Entries taken from a collection:
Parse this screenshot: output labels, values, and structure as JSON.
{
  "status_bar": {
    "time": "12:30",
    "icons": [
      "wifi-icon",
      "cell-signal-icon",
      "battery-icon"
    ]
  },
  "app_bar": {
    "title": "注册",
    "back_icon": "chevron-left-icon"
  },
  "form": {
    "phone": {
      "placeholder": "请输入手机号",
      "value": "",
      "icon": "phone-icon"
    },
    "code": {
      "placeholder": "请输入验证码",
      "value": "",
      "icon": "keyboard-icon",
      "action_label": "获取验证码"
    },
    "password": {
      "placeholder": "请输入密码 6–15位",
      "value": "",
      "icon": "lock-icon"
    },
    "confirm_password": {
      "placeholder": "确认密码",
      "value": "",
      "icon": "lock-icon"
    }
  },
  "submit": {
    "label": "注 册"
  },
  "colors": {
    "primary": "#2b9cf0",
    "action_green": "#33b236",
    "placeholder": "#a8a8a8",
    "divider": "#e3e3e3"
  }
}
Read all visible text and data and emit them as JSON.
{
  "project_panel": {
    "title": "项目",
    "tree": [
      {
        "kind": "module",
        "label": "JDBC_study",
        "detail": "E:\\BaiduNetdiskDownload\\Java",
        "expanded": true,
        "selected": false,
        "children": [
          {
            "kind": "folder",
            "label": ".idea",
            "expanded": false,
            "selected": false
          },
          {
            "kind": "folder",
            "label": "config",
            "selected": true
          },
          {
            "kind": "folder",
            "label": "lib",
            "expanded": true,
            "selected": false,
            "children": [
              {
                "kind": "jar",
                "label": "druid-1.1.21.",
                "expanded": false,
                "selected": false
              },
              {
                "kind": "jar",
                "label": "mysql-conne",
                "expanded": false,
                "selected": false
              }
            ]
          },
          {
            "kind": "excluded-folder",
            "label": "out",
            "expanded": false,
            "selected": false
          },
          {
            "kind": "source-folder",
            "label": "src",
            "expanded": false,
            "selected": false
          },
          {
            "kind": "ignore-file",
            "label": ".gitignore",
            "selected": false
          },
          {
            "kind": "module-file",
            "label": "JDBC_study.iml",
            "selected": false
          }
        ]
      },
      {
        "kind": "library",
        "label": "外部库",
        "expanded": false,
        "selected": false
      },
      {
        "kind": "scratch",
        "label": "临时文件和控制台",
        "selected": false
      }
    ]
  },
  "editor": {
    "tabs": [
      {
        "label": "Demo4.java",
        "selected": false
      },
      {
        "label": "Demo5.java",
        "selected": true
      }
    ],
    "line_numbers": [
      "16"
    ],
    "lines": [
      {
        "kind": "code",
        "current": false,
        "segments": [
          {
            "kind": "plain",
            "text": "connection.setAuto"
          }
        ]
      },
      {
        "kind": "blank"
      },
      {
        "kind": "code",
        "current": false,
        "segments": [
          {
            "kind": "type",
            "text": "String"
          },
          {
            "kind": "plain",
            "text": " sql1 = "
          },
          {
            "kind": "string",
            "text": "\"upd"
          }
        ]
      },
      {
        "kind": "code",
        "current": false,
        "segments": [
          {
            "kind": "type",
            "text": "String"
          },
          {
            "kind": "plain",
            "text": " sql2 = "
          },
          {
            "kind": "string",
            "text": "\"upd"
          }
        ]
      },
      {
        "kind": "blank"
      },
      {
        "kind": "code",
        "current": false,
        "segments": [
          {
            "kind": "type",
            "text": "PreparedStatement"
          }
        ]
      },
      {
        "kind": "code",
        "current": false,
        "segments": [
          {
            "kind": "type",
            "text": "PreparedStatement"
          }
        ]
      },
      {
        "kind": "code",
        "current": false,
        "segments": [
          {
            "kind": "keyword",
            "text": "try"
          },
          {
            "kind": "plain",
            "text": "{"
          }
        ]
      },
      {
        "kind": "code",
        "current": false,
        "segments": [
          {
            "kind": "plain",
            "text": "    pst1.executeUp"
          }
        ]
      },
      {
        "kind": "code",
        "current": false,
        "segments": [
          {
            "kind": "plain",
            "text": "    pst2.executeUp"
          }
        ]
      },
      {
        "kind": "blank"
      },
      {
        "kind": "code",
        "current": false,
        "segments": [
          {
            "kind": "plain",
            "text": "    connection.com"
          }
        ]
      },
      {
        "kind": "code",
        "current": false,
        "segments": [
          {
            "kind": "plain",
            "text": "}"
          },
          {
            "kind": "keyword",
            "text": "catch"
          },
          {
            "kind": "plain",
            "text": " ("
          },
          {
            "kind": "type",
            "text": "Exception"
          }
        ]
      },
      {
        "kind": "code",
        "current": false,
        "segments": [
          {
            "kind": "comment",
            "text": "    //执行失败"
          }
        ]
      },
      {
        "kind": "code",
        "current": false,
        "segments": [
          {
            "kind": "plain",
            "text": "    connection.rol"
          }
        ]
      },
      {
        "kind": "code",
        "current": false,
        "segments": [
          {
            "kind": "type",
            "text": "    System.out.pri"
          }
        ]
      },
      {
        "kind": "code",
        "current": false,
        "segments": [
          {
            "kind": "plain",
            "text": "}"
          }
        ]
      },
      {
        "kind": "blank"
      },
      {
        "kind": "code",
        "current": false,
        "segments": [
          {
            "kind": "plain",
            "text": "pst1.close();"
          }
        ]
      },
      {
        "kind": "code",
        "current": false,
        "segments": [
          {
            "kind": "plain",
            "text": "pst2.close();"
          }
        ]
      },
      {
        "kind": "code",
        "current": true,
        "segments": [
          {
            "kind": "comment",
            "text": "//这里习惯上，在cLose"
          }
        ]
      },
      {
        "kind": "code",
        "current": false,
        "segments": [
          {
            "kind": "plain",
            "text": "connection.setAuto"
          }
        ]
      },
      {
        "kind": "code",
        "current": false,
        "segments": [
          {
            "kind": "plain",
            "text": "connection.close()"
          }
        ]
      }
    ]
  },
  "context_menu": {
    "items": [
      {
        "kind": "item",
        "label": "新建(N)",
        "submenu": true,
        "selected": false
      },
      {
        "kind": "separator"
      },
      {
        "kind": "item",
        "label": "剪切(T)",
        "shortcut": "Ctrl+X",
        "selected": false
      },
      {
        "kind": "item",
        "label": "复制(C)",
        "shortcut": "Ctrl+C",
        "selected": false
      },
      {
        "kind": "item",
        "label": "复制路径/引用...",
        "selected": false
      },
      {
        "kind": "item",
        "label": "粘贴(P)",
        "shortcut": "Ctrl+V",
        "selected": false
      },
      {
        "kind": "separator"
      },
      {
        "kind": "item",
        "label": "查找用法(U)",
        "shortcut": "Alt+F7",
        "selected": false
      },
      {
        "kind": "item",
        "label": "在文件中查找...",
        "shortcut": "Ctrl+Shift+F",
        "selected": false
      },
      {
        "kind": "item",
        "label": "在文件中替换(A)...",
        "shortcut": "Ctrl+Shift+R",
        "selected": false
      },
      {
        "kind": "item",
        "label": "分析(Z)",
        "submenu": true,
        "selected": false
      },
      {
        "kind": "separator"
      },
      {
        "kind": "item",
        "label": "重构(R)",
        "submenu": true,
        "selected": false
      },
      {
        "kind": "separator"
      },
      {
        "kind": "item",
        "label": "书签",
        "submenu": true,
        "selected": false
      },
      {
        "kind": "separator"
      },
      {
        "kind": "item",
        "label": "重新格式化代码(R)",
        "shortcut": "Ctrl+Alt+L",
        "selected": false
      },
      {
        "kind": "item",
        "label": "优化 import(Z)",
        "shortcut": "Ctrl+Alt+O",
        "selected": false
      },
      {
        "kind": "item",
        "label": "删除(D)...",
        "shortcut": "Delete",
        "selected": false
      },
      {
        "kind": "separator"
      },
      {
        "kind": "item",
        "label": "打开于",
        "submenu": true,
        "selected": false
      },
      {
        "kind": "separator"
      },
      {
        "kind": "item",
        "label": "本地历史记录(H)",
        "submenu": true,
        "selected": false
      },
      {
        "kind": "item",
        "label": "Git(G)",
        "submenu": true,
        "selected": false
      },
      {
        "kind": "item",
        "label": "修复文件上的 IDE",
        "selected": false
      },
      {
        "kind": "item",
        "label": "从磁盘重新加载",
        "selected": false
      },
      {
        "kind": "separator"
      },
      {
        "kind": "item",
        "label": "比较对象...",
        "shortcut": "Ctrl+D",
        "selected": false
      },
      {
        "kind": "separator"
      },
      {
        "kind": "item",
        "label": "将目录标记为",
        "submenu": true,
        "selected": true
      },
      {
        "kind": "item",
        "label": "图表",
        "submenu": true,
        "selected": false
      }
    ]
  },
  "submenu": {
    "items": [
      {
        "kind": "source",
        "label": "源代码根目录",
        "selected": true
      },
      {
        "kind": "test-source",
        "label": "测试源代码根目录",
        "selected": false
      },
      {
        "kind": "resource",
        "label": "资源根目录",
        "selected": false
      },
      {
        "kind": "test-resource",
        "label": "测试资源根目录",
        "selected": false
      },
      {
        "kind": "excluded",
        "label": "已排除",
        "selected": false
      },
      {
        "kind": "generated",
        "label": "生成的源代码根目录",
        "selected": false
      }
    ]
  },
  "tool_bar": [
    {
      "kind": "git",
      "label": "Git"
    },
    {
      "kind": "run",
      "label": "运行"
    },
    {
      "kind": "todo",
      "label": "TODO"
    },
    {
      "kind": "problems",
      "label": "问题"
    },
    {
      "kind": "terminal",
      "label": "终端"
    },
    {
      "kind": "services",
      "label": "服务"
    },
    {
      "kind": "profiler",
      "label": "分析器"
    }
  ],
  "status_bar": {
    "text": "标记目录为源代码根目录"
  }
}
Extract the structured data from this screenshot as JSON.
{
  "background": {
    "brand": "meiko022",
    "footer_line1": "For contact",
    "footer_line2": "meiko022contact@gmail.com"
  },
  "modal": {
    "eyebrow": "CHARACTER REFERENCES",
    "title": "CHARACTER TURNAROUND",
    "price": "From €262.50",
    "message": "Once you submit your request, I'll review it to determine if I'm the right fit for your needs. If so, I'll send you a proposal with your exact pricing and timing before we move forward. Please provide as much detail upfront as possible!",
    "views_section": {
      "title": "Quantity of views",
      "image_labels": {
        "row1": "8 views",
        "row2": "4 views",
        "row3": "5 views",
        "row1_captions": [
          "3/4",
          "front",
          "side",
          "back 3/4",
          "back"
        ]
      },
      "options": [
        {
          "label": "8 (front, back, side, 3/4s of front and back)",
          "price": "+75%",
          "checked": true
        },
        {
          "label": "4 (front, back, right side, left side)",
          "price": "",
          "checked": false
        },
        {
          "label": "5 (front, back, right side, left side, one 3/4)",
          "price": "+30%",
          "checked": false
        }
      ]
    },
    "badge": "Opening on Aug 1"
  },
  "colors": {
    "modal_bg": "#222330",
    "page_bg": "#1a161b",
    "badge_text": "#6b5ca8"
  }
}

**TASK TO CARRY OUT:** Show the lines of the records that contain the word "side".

**EXERCISE ANSWER:**
          "side",
          "label": "8 (front, back, side, 3/4s of front and back)",
          "label": "4 (front, back, right side, left side)",
          "label": "5 (front, back, right side, left side, one 3/4)",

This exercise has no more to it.